‘The 4-Hour Workweek’ by Tim Ferriss has the following for a quote:
Lifestyle design is based on massive action.
Once you find out what this thing is that you want to always be, or always be doing, every day, that thing that brings you joy and excitement and inner peace and gets you feeling comfortable in your own body at all times, once you get to this perfect flow, just sit on your ass.

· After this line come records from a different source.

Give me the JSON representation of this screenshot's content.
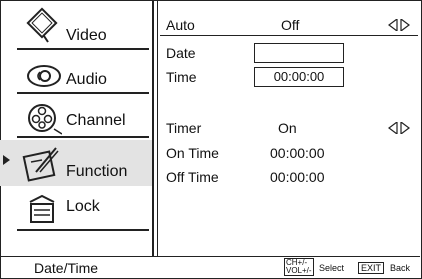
{
  "menu": {
    "items": [
      {
        "label": "Video",
        "icon": "video-icon"
      },
      {
        "label": "Audio",
        "icon": "audio-icon"
      },
      {
        "label": "Channel",
        "icon": "channel-icon"
      },
      {
        "label": "Function",
        "icon": "function-icon"
      },
      {
        "label": "Lock",
        "icon": "lock-icon"
      }
    ],
    "selected": "Function"
  },
  "settings": {
    "auto": {
      "label": "Auto",
      "value": "Off"
    },
    "date": {
      "label": "Date",
      "value": ""
    },
    "time": {
      "label": "Time",
      "value": "00:00:00"
    },
    "timer": {
      "label": "Timer",
      "value": "On"
    },
    "on_time": {
      "label": "On Time",
      "value": "00:00:00"
    },
    "off_time": {
      "label": "Off Time",
      "value": "00:00:00"
    }
  },
  "footer": {
    "title": "Date/Time",
    "key1_top": "CH+/-",
    "key1_bottom": "VOL+/-",
    "select_label": "Select",
    "exit_key": "EXIT",
    "back_label": "Back"
  }
}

Just kidding. Go be active in this state. Of course, you won’t have to remind yourself, since you’ll want to be engaging in your new found freedom, you’ll want to be creating and connecting. Until then, until you’ve reached this ideal lifestyle for you, you are… designing your lifestyle. And what better way to get there than to… rehearse? Act it out! ‘The Secret’ by Rhonda Byrne talks about essentially playing ‘Make Believe’, which in this context is a full-contact, no-holds-barred version of visualizing. So, start creating. Keep creating. Don’t stop
believing creating. If you’re an engineer like me, and you enjoy abstract things like system diagrams, then there’s always gotta be an arrow pouring out of the block that is the system of you.
Outputting takes time and energy and focus. The opportunity cost is inputting. This is reading stuff, watching stuff, and generally ingesting stuff that is not directly related to outputting. Want more time to create? Spend less time watching ‘How I Met Your Mother’ on Netflix and reading the New York Times. (You come up with your own version, this one is for me.) Thus, I announce a media fast, for myself. No reading fun blogs or news, very little Facebooking, no Netflix. This’ll give me the chi to work on this blog, creating music, and otherwise working on my Sprint Backlog. Reduce input… increase output. Makes sense, right? (Yes, to ‘output’ feels clumsy to reuse as a verb, but I feel it is generic and abstract enough to cover whatever lifestyle we’re ultimately after; plus, it lends itself to an easy opposite to deal with, ‘input’, unlike to ‘create’. “Spend more time creating and less time… destroying.” Nope. Misses the point.)
What I’ve noticed via continued output, specifically sticking to the discipline of cranking out two posts a week for this blog, is that I find this is getting easier. I feel like my blogging skill is becoming refined. I’m finding my voice. When I started this, I worried I’d run out of things to say; however, through continually outputting, I’ve found I’m evolving this idea of ScrumOfOne. This activity feels better to me, which I take as a good sign.
Always Be Outputting – think of this as your personal version of Always Be Closing.